This anti-LGBT billboard is standing tall in Elk River, Minnesota. It reads, “Do gay feelings mean you’re ‘born gay’? People around the world say no! Real therapy…really works.” Under a huge magnifying glass are the words “Focused therapy…REPARATIVE THERAPY…real transformation.” Not surprisingly, it was put up by anti-LGBT groups like Minnesota’s Pro Family Forum.  

But the billboard is not staying up without a fight. A small group of high school students protested on the steps of the Minnesota State Capitol this weekend, demanding it be taken down. They weren’t able to speak with anyone, but they’re hoping to try again. Always fight the normalization of homophobia and abuse masquerading as “love.” Always. (via KARE 11)

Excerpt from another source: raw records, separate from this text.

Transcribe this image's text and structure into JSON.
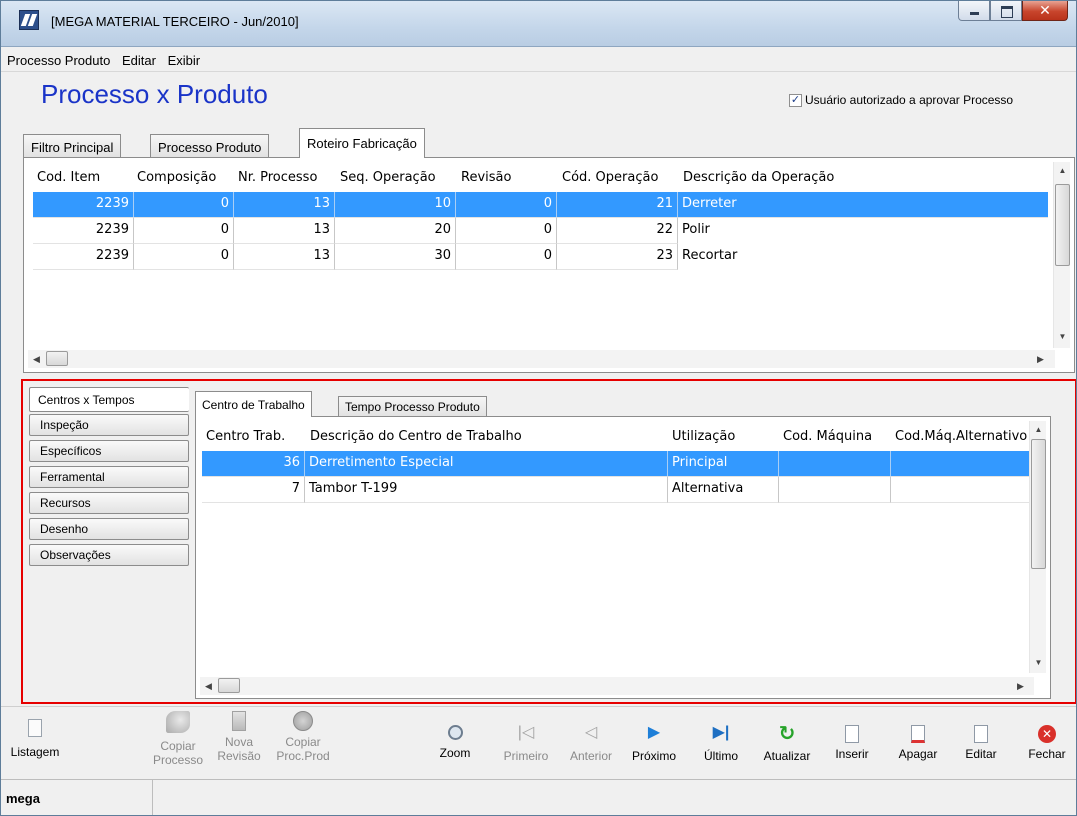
{
  "window": {
    "title": "[MEGA MATERIAL TERCEIRO - Jun/2010]"
  },
  "menu": [
    "Processo Produto",
    "Editar",
    "Exibir"
  ],
  "header": {
    "title": "Processo x Produto",
    "approve_checked": true,
    "approve_label": "Usuário autorizado a aprovar Processo"
  },
  "top_tabs": [
    "Filtro Principal",
    "Processo Produto",
    "Roteiro Fabricação"
  ],
  "top_tabs_active": 2,
  "roteiro": {
    "columns": [
      "Cod. Item",
      "Composição",
      "Nr. Processo",
      "Seq. Operação",
      "Revisão",
      "Cód. Operação",
      "Descrição da Operação"
    ],
    "rows": [
      [
        "2239",
        "0",
        "13",
        "10",
        "0",
        "21",
        "Derreter"
      ],
      [
        "2239",
        "0",
        "13",
        "20",
        "0",
        "22",
        "Polir"
      ],
      [
        "2239",
        "0",
        "13",
        "30",
        "0",
        "23",
        "Recortar"
      ]
    ],
    "selected_row": 0
  },
  "side_tabs": [
    "Centros x Tempos",
    "Inspeção",
    "Específicos",
    "Ferramental",
    "Recursos",
    "Desenho",
    "Observações"
  ],
  "side_tabs_active": 0,
  "inner_tabs": [
    "Centro de Trabalho",
    "Tempo Processo Produto"
  ],
  "inner_tabs_active": 0,
  "centros": {
    "columns": [
      "Centro Trab.",
      "Descrição do Centro de Trabalho",
      "Utilização",
      "Cod. Máquina",
      "Cod.Máq.Alternativo"
    ],
    "rows": [
      [
        "36",
        "Derretimento Especial",
        "Principal",
        "",
        ""
      ],
      [
        "7",
        "Tambor T-199",
        "Alternativa",
        "",
        ""
      ]
    ],
    "selected_row": 0
  },
  "toolbar": {
    "listagem": "Listagem",
    "copiar_processo_1": "Copiar",
    "copiar_processo_2": "Processo",
    "nova_revisao_1": "Nova",
    "nova_revisao_2": "Revisão",
    "copiar_proc_1": "Copiar",
    "copiar_proc_2": "Proc.Prod",
    "zoom": "Zoom",
    "primeiro": "Primeiro",
    "anterior": "Anterior",
    "proximo": "Próximo",
    "ultimo": "Último",
    "atualizar": "Atualizar",
    "inserir": "Inserir",
    "apagar": "Apagar",
    "editar": "Editar",
    "fechar": "Fechar"
  },
  "colors": {
    "selection": "#3399ff",
    "title_blue": "#1a34c8",
    "red_frame": "#e60000"
  },
  "status": {
    "user": "mega"
  }
}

Oakland, California. High School Youth. Typical of the youth of this nation is the tipped-up bottle of pop. Also typical is the school store, situated just across the street from the school, which sells candy, coca-cola, and cigarettes and at lunch time, a five-cent plate of beans, 05/04/1940

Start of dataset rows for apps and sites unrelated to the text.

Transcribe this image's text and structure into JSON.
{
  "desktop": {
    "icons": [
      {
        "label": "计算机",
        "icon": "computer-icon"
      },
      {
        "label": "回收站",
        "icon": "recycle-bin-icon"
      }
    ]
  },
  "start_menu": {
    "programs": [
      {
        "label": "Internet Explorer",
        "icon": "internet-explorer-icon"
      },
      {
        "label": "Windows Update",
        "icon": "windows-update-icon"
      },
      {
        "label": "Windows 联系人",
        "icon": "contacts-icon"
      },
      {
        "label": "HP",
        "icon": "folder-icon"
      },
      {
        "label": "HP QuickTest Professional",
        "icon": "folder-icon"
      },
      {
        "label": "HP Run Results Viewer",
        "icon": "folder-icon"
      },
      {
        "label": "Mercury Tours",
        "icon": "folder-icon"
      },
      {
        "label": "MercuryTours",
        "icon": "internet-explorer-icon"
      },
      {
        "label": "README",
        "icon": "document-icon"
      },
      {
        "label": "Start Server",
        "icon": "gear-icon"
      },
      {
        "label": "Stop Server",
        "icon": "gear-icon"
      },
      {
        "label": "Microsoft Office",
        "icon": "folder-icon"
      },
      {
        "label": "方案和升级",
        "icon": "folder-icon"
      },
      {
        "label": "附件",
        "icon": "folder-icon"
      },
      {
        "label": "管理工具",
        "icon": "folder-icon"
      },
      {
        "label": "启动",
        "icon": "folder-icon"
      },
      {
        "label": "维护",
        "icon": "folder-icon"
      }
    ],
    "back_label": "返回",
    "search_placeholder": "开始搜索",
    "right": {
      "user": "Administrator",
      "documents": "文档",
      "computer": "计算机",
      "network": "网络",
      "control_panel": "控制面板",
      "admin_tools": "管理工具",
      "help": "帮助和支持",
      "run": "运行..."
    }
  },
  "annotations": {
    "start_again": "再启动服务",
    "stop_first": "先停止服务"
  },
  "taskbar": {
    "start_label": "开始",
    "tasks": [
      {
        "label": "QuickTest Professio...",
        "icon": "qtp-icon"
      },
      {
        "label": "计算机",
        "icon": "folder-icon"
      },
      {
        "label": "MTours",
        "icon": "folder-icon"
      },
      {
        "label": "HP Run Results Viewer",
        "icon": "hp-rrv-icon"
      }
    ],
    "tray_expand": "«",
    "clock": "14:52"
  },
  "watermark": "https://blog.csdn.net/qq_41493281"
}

Rondal Partridge, photographer. From the series: Study of Youth Photographs, 1940. Records of the National Youth Administration, 1934 - 1945

It’s hard not to be impatient with the absurdity of the young; they tell us that two and two make four as though it had never occurred to us, and they’re disappointed if we can’t share their surprise when they have discovered that a hen lays an egg. There’s a lot of nonsense in their ranting and raving, but it’s not all nonsense. One ought to sympathize with them; one ought to do one’s best to understand. One has to remember how much has to be forgotten and how much has to be learnt when for the first time one faces life. It’s not very easy to give up one’s ideals, and the brute facts of every day are bitter pills to swallow. The spiritual conflicts of adolescence can be very severe and one can do little to resolve them.
—  W. Somerset Maugham, Theatre
What critics have missed so far is the fact that, whether one reads the young Cioran or the old Cioran, one is always confronted with the same type of question. How to escape time? Whereas, speaking of realism, the recurrent claim in Cioran is this one: “we are going to die,” prophetically he is more interested in how one does it. The modality of death, as that which can be perceived as taken out of time, or rather that should be the aim of everyone—vanquish death out of time, as it were—is clearly a topic that is for Cioran not only much more fascinating than stating the obvious, but also one that borders on an attempt to write for and on the surface of things, not their depth. Space, in other words, is the big thing. It unfolds more authentically than time because it is not bound to any linear experience. Considering this subtle framework, and then logically speaking, it does not make much sense to accuse a writer of being naively, idealistically, and youthfully pessimistic—simply because one assumes that that’s what immature people in their 20s are like. In space, you are neither old, nor young, neither inexperienced, nor experienced.